Historically, IT teams, especially the technical engineering teams, have been able to work in a blissful little bubble and not have to think in financial terms. The challenge of working in things like Azure is that a regular engineer can stand up a service that easily costs you thousands of pounds a month.
Education has been the answer and it has delivered business benefits. They add:
I have been working closely with my team to help their commercial understanding, and working with our finance partners to help them understand this new way that technology is funded. IT people tend not to be given any exposure to the commercials until they are given a budget to run, and at that point, it can be a little bit daunting. In terms of developing my team, I am always keen to be giving everyone a sight of what we are spending with suppliers and the commercial impact.
The cloud and infrastructure leader says this has led to technologists taking more time to assess the size and scale of the services they spin up.
Adopters of FinOps add that the framework benefits cost modelling of legacy technology as well as the cloud, as CTO Burdsall says:
I have never met a company that had a true cost of its on-premise estate per transaction.
William Hill Chief Product and Technology (CPTO) and Tessiant founder Anna Barsby says FinOps also enables organizations to assess their future cloud direction. She says:
Early adopters of the cloud are going back over their investments as they didn’t understand the full value of cloud and therefore the costs. Now as businesses realize the cloud is the answer and here to stay, they want to know how they can use it better.
FinOps should be more than a financial planning tool, Kinson says:
Financial operations tools should always give you the ability to do capacity and future planning.
Many of those early cloud adoptions were simple ‘life and shifts’, freeing the CIO up from managing on-premises resources, but the cost savings were short-lived. In some cases, these early moves are being reversed, says Kinson at DXC Technology:

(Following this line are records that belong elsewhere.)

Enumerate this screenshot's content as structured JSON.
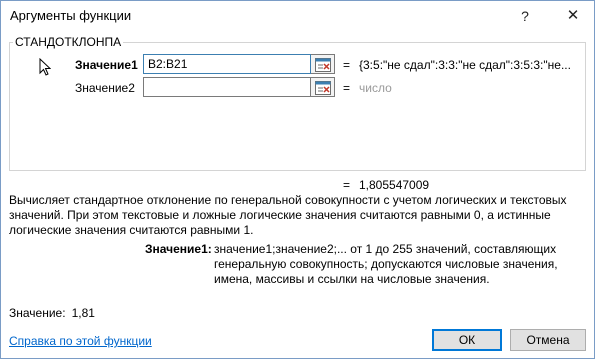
{
  "window": {
    "title": "Аргументы функции",
    "help_glyph": "?",
    "close_glyph": "✕"
  },
  "group": {
    "function_name": "СТАНДОТКЛОНПА"
  },
  "arguments": [
    {
      "label": "Значение1",
      "input_value": "B2:B21",
      "equals": "=",
      "preview": "{3:5:\"не сдал\":3:3:\"не сдал\":3:5:3:\"не..."
    },
    {
      "label": "Значение2",
      "input_value": "",
      "equals": "=",
      "preview": "число"
    }
  ],
  "result": {
    "equals": "=",
    "value": "1,805547009"
  },
  "description": "Вычисляет стандартное отклонение по генеральной совокупности с учетом логических и текстовых значений. При этом текстовые и ложные логические значения считаются равными 0, а истинные логические значения считаются равными 1.",
  "parameter_help": {
    "name": "Значение1:",
    "text": "значение1;значение2;... от 1 до 255 значений, составляющих генеральную совокупность; допускаются числовые значения, имена, массивы и ссылки на числовые значения."
  },
  "value_line": {
    "label": "Значение:",
    "value": "1,81"
  },
  "help_link": "Справка по этой функции",
  "buttons": {
    "ok": "ОК",
    "cancel": "Отмена"
  },
  "icons": {
    "ref_button": "collapse-dialog-icon",
    "cursor": "mouse-pointer-icon"
  },
  "colors": {
    "link": "#0066cc",
    "default_button_border": "#0078d7",
    "disabled_text": "#9a9a9a"
  }
}
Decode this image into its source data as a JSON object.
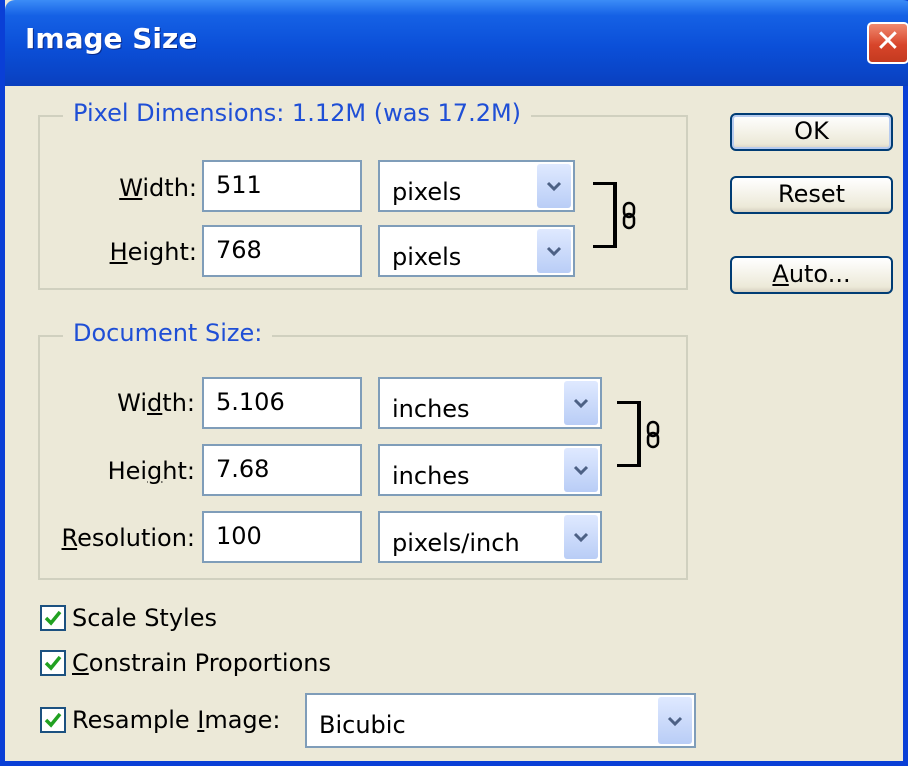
{
  "window": {
    "title": "Image Size",
    "close_glyph": "✕"
  },
  "pixel_dimensions": {
    "legend": "Pixel Dimensions:  1.12M (was 17.2M)",
    "width": {
      "label_pre": "",
      "label_key": "W",
      "label_post": "idth:",
      "value": "511",
      "unit": "pixels"
    },
    "height": {
      "label_pre": "",
      "label_key": "H",
      "label_post": "eight:",
      "value": "768",
      "unit": "pixels"
    }
  },
  "document_size": {
    "legend": "Document Size:",
    "width": {
      "label_pre": "Wi",
      "label_key": "d",
      "label_post": "th:",
      "value": "5.106",
      "unit": "inches"
    },
    "height": {
      "label_pre": "Hei",
      "label_key": "g",
      "label_post": "ht:",
      "value": "7.68",
      "unit": "inches"
    },
    "resolution": {
      "label_pre": "",
      "label_key": "R",
      "label_post": "esolution:",
      "value": "100",
      "unit": "pixels/inch"
    }
  },
  "options": {
    "scale_styles": {
      "label": "Scale Styles",
      "checked": true
    },
    "constrain": {
      "label_key": "C",
      "label_post": "onstrain Proportions",
      "checked": true
    },
    "resample": {
      "label_pre": "Resample ",
      "label_key": "I",
      "label_post": "mage:",
      "checked": true,
      "method": "Bicubic"
    }
  },
  "buttons": {
    "ok": "OK",
    "reset": "Reset",
    "auto_key": "A",
    "auto_post": "uto..."
  },
  "icons": {
    "dropdown": "chevron-down-icon",
    "link": "chain-link-icon",
    "check": "checkmark-icon"
  },
  "colors": {
    "title_bar": "#0a4fd8",
    "legend_text": "#1f4fd6",
    "dialog_bg": "#ece9d8",
    "close": "#d8452a"
  }
}
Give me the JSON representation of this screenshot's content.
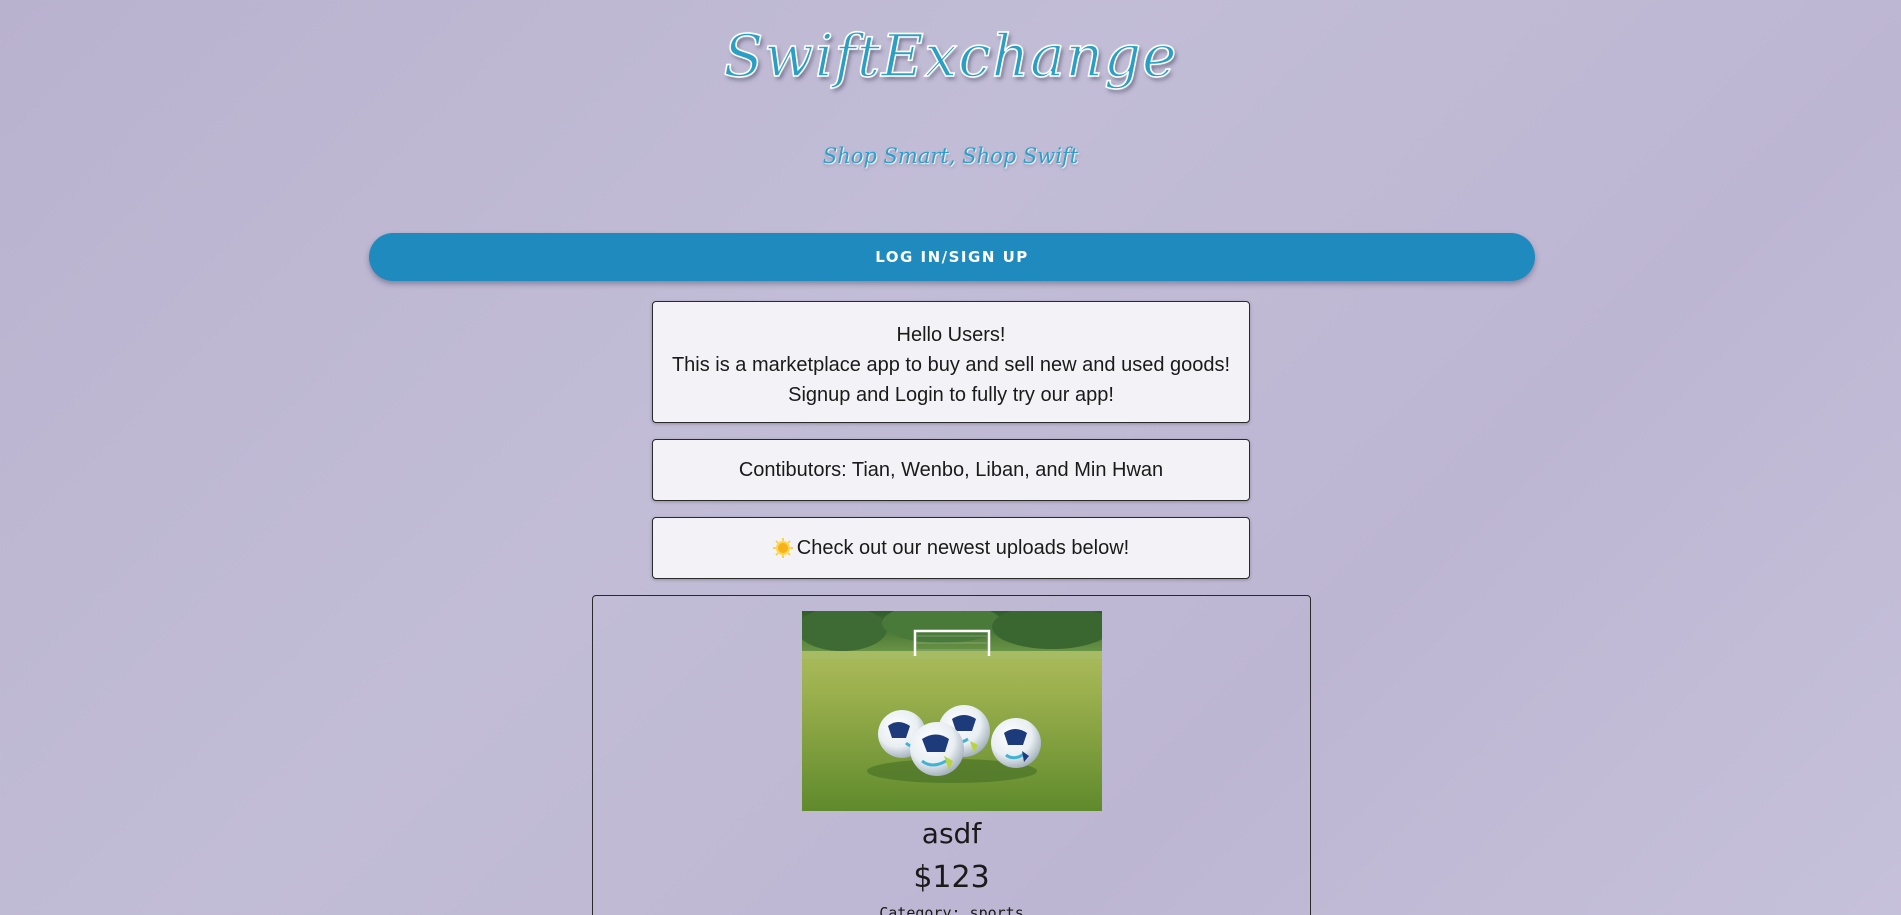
{
  "header": {
    "logo_text": "SwiftExchange",
    "tagline": "Shop Smart, Shop Swift"
  },
  "auth": {
    "login_label": "LOG IN/SIGN UP"
  },
  "welcome": {
    "line1": "Hello Users!",
    "line2": "This is a marketplace app to buy and sell new and used goods!",
    "line3": "Signup and Login to fully try our app!"
  },
  "contributors": {
    "text": "Contibutors: Tian, Wenbo, Liban, and Min Hwan"
  },
  "newest": {
    "icon": "sun-icon",
    "text": "Check out our newest uploads below!"
  },
  "products": [
    {
      "image": "soccer-balls-on-field-photo",
      "name": "asdf",
      "price": "$123",
      "category": "Category: sports"
    }
  ],
  "colors": {
    "accent": "#1e8abd",
    "logo": "#2a9fc4",
    "background": "#bdb6d3",
    "card": "#f3f2f7"
  }
}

We are seeing some repatriation back to legacy technology. Unless you use cloud services properly and reform the applications to marry up to the cloud services, it will be expensive
Moving an application to the cloud is not the saving if the dependencies of that application have not been modernized, so you end up running multiple programmes of moving to the cloud to reduce the legacy footprint.
In the last 15 years, CIOs and CTOs have worked to remove the toxic language of “the business”, which led to divisiveness between IT and business lines. Yet, the adoption of the cloud has the potential to create another language divide. As the business technology leaders here show, everyone has to speak the same language and have an equal understanding of the costs involved in cloud computing, and Cloud FinOps could well be the vocabulary to provide that clarity.